* What you have to do *
Apart from the pictures, write out all the records exactly.

+-------+

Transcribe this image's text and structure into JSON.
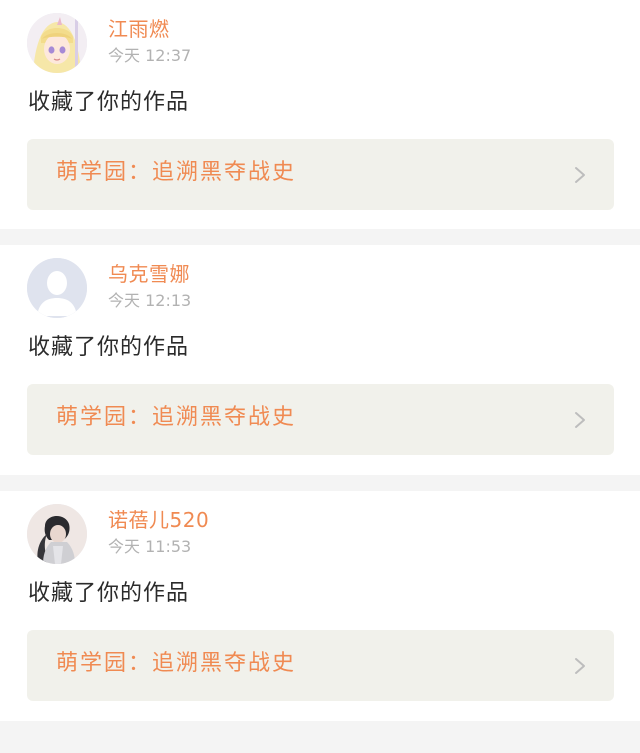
{
  "notifications": [
    {
      "username": "江雨燃",
      "time": "今天 12:37",
      "action": "收藏了你的作品",
      "work_title": "萌学园：追溯黑夺战史",
      "avatar_icon": "anime-girl-avatar"
    },
    {
      "username": "乌克雪娜",
      "time": "今天 12:13",
      "action": "收藏了你的作品",
      "work_title": "萌学园：追溯黑夺战史",
      "avatar_icon": "default-user-avatar"
    },
    {
      "username": "诺蓓儿520",
      "time": "今天 11:53",
      "action": "收藏了你的作品",
      "work_title": "萌学园：追溯黑夺战史",
      "avatar_icon": "photo-avatar"
    }
  ],
  "colors": {
    "accent": "#f08a52",
    "muted": "#b2b2b2",
    "card_link_bg": "#f1f1eb",
    "page_bg": "#f4f4f4"
  }
}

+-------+

* Exercise solution *
Transcribe this image's text and structure into JSON.
{
  "notifications": [
    {
      "username": "江雨燃",
      "time": "今天 12:37",
      "action": "收藏了你的作品",
      "work_title": "萌学园：追溯黑夺战史",
      "avatar_icon": "anime-girl-avatar"
    },
    {
      "username": "乌克雪娜",
      "time": "今天 12:13",
      "action": "收藏了你的作品",
      "work_title": "萌学园：追溯黑夺战史",
      "avatar_icon": "default-user-avatar"
    },
    {
      "username": "诺蓓儿520",
      "time": "今天 11:53",
      "action": "收藏了你的作品",
      "work_title": "萌学园：追溯黑夺战史",
      "avatar_icon": "photo-avatar"
    }
  ],
  "colors": {
    "accent": "#f08a52",
    "muted": "#b2b2b2",
    "card_link_bg": "#f1f1eb",
    "page_bg": "#f4f4f4"
  }
}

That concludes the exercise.